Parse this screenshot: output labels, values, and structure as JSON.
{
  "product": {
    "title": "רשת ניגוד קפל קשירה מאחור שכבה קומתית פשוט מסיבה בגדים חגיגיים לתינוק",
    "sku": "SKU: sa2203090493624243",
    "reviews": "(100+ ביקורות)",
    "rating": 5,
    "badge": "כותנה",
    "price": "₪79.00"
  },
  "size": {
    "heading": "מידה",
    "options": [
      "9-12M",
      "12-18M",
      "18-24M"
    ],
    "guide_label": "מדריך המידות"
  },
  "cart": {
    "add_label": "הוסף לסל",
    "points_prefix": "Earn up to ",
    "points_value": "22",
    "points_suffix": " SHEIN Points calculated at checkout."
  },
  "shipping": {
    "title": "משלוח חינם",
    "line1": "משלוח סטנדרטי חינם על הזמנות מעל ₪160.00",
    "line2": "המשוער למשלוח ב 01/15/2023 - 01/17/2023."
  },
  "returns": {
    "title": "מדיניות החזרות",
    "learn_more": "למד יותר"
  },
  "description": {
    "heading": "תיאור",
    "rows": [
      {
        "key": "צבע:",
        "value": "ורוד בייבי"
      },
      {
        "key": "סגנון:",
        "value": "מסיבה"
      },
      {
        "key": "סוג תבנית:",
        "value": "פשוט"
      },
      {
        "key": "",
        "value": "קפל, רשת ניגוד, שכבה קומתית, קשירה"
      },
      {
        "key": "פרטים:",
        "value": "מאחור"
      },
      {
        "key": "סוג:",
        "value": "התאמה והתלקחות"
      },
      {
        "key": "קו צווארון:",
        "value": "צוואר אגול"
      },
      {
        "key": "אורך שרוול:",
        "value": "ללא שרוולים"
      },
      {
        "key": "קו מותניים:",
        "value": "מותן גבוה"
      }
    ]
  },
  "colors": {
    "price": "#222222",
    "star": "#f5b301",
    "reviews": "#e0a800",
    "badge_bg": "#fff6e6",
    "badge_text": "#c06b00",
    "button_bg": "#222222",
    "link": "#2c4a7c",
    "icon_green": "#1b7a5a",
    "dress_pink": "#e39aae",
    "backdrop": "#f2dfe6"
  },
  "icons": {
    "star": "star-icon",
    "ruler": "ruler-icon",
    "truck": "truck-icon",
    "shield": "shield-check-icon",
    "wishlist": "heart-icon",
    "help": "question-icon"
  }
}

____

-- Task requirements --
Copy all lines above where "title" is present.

-- Solved problem --
    "title": "רשת ניגוד קפל קשירה מאחור שכבה קומתית פשוט מסיבה בגדים חגיגיים לתינוק",
    "title": "משלוח חינם",
    "title": "מדיניות החזרות",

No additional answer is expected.